Scott Morrison - avatar Scott Morrison

Scott Morrison on Medivac

PRIME MINISTER: The Australian public are in no doubt about our Government’s commitment to strong borders. Our Government has always been consistent. The Liberal and National parties have always b...

Scott Morrison - avatar Scott Morrison

Business News

Working at Heights: Why the Risks of Occupational Accidents Still Fall on Builders

In most cities and towns, the construction industry is booming, and all you have to do is look around you to figure out why. In addition to new homes going up all around you, businesses are needed a...

Alertforce - avatar Alertforce

Media and Capital Partners spins out new agency arm Mojo Media

Media and Capital Partners, one of Australia’s leading investor relations and media relations consultancies, has spun out a new, fully integrated consumer, finance and technology PR agency called ...

Media Release - avatar Media Release

How to make your small business survive and thrive in 2020

There’s a global downturn and Australian bricks and mortar retail is in a slump. 2020 is going to be a rough year. Everyone knows that, but a lot don’t know what to do about it. Australia still h...

Dorry Kordahi - avatar Dorry Kordahi

Travel

To sell travel packages partner with Holiday Centre - Advertisement

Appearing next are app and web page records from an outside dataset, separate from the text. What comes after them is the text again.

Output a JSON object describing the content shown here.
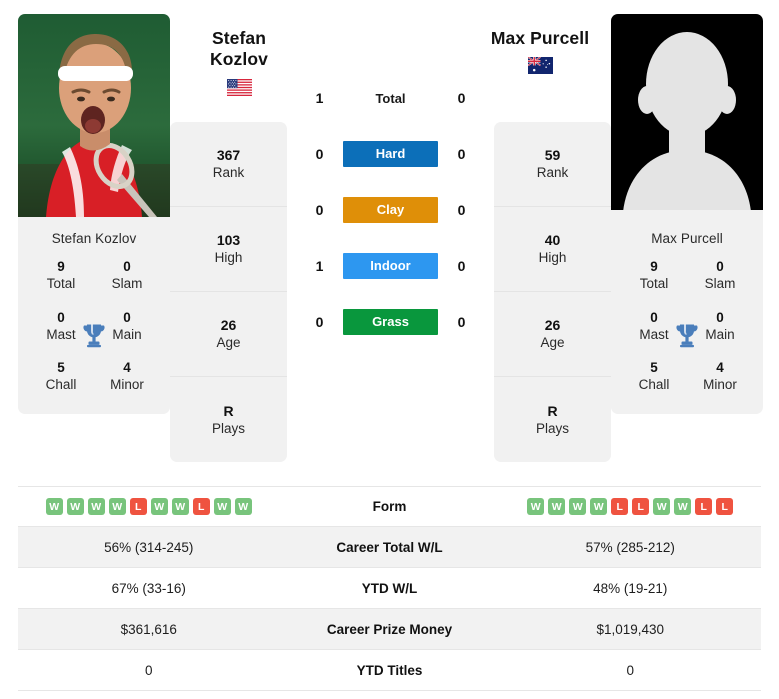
{
  "players": {
    "left": {
      "full_name": "Stefan Kozlov",
      "name_line1": "Stefan",
      "name_line2": "Kozlov",
      "country": "United States",
      "flag_icon": "flag-us",
      "photo_type": "player-photo",
      "info": [
        {
          "value": "367",
          "label": "Rank"
        },
        {
          "value": "103",
          "label": "High"
        },
        {
          "value": "26",
          "label": "Age"
        },
        {
          "value": "R",
          "label": "Plays"
        }
      ],
      "titles": [
        {
          "value": "9",
          "label": "Total"
        },
        {
          "value": "0",
          "label": "Slam"
        },
        {
          "value": "0",
          "label": "Mast"
        },
        {
          "value": "0",
          "label": "Main"
        },
        {
          "value": "5",
          "label": "Chall"
        },
        {
          "value": "4",
          "label": "Minor"
        }
      ],
      "form": [
        "W",
        "W",
        "W",
        "W",
        "L",
        "W",
        "W",
        "L",
        "W",
        "W"
      ]
    },
    "right": {
      "full_name": "Max Purcell",
      "name_line1": "Max Purcell",
      "name_line2": "",
      "country": "Australia",
      "flag_icon": "flag-au",
      "photo_type": "placeholder-silhouette",
      "info": [
        {
          "value": "59",
          "label": "Rank"
        },
        {
          "value": "40",
          "label": "High"
        },
        {
          "value": "26",
          "label": "Age"
        },
        {
          "value": "R",
          "label": "Plays"
        }
      ],
      "titles": [
        {
          "value": "9",
          "label": "Total"
        },
        {
          "value": "0",
          "label": "Slam"
        },
        {
          "value": "0",
          "label": "Mast"
        },
        {
          "value": "0",
          "label": "Main"
        },
        {
          "value": "5",
          "label": "Chall"
        },
        {
          "value": "4",
          "label": "Minor"
        }
      ],
      "form": [
        "W",
        "W",
        "W",
        "W",
        "L",
        "L",
        "W",
        "W",
        "L",
        "L"
      ]
    }
  },
  "head_to_head": [
    {
      "label": "Total",
      "left": "1",
      "right": "0",
      "style": "plain",
      "color": ""
    },
    {
      "label": "Hard",
      "left": "0",
      "right": "0",
      "style": "badge",
      "color": "#0c6fb9"
    },
    {
      "label": "Clay",
      "left": "0",
      "right": "0",
      "style": "badge",
      "color": "#df8f08"
    },
    {
      "label": "Indoor",
      "left": "1",
      "right": "0",
      "style": "badge",
      "color": "#2d97f0"
    },
    {
      "label": "Grass",
      "left": "0",
      "right": "0",
      "style": "badge",
      "color": "#09973d"
    }
  ],
  "stats_table": {
    "form_label": "Form",
    "rows": [
      {
        "label": "Career Total W/L",
        "left": "56% (314-245)",
        "right": "57% (285-212)"
      },
      {
        "label": "YTD W/L",
        "left": "67% (33-16)",
        "right": "48% (19-21)"
      },
      {
        "label": "Career Prize Money",
        "left": "$361,616",
        "right": "$1,019,430"
      },
      {
        "label": "YTD Titles",
        "left": "0",
        "right": "0"
      }
    ]
  },
  "colors": {
    "win": "#78c47c",
    "loss": "#ef5340",
    "card_bg": "#f1f1f1",
    "row_shade": "#f2f2f2"
  }
}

If you are a travel or accommodation provider allow the travel professionals at HolidayCentre.com market your products.. With a business name like Holiday Centre, you can be sure that they will delive...

Holiday Centre - avatar Holiday Centre

6 travel tips you need to know before visiting Melbourne

People have always held Melbourne in high regard with it's numerous coffee stops, it's glorious art galleries, the food scene that can floor any curious palate. There's a unique multiculturalism i...

News Company - avatar News Company

Hertz DriveU

Hertz and Air France launch Hertz DriveU, a new high-quality, hassle-free airport transfer service Hertz DriveU “When you don’t want to drive!” The service is available at more than 300 airports...

Media Release - avatar Media Release

ShowPo